Thirty five per cent of group revenues accrued from North America, said chief executive Michael Bungey - but he stressed that two-thirds of these came from marketing services, not advertising, rendering Cordiant less exposed than other groups to the advertising slowdown.
According to Bungey, the group’s winning performance was boosted by acquisitions and new business wins. He also sent a clear signal that Cordiant was open to takeover offers, advising rivals to hasten before the price rose.
"We have a very good-shaped business strategically and we are very strong financially, so that would make us interesting to a number of people," he said. As the ad industry consolidated, Cordiant was becoming "a rarer commodity". Concomitant with rarity was price, which, Bungey observed, tends to move “only in one direction”.

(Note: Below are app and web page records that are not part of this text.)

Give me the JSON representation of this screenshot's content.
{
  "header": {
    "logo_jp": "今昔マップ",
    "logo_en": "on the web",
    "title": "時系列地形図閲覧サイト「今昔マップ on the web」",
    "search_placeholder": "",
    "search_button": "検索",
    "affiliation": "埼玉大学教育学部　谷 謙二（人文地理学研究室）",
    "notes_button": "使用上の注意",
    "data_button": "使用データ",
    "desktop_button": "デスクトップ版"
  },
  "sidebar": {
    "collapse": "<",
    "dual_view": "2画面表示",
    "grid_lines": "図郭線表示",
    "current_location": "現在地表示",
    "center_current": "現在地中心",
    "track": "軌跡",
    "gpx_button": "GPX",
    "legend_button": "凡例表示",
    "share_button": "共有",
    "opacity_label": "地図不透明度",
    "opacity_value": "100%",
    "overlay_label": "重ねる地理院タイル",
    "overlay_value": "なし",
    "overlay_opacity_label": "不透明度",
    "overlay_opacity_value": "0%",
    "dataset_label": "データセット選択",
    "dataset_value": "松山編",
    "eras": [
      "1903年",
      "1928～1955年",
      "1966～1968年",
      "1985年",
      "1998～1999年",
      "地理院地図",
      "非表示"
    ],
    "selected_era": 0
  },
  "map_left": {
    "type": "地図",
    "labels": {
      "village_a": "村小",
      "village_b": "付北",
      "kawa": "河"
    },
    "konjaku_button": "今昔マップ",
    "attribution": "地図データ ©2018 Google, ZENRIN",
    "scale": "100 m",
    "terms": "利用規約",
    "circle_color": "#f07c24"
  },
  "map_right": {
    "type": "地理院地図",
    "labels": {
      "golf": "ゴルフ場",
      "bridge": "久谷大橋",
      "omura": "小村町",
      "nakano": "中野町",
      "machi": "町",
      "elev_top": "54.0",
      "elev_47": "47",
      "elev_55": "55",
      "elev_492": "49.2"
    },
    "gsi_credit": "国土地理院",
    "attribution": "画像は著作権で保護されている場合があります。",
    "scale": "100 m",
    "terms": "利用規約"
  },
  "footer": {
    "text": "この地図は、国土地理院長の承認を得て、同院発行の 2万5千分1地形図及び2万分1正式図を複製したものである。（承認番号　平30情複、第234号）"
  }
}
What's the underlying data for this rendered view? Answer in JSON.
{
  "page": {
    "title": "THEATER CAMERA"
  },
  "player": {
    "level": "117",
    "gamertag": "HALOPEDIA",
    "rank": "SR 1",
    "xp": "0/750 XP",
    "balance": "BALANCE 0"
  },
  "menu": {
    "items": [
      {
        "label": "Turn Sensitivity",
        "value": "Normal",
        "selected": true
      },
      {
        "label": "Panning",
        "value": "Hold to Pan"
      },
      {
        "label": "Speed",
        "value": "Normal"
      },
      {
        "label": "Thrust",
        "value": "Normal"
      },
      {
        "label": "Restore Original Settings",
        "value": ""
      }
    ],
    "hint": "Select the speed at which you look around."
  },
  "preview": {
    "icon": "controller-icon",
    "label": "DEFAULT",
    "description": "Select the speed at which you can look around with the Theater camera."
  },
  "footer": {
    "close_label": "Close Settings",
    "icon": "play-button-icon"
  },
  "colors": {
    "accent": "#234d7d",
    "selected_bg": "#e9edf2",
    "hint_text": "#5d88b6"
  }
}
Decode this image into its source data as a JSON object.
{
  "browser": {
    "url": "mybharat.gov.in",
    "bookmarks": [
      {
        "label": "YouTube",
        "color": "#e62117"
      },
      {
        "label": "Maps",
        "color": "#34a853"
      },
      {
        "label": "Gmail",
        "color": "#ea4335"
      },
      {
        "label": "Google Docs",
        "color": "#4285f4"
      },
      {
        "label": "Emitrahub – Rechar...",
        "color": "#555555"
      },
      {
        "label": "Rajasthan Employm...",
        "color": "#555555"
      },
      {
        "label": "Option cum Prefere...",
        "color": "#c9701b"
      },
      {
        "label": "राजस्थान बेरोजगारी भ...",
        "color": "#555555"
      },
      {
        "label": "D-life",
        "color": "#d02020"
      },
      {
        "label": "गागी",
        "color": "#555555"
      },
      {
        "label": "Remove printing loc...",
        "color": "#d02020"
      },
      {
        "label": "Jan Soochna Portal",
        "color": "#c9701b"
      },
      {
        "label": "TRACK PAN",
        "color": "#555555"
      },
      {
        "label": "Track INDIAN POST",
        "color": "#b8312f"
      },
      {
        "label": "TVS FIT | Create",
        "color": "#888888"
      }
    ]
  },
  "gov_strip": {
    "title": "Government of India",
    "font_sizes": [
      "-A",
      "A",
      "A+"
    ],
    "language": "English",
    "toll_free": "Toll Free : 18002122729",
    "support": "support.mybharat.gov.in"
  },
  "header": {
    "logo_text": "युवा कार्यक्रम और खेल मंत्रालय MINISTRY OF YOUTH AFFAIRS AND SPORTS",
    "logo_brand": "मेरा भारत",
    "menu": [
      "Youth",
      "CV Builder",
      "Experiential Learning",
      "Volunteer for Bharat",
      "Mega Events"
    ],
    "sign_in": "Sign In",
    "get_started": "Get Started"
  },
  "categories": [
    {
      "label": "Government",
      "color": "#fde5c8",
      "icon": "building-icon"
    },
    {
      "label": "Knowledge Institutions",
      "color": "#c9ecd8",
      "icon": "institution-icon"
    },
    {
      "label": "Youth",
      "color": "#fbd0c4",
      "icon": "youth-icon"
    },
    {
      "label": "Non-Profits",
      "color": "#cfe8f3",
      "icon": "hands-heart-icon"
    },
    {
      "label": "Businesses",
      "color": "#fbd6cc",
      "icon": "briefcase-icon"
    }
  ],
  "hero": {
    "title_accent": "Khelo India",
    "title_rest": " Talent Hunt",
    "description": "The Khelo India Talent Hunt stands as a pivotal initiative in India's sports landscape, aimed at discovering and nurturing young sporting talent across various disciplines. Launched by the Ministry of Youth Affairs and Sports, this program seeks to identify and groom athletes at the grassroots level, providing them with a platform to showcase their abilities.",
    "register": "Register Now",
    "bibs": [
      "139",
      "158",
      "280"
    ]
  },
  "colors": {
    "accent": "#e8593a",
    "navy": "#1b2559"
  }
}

Interpublic and Havas Advertising are seen by industry observers as the most likely contenders, both for Cordiant and True North – the only surviving independent world networks.
Bungey also revealed that senior managers at Cordiant have qualified for share options valued at over £60 million following the successful completion of the group’s first big incentive scheme.
News sources: Financial Times; The Times (London)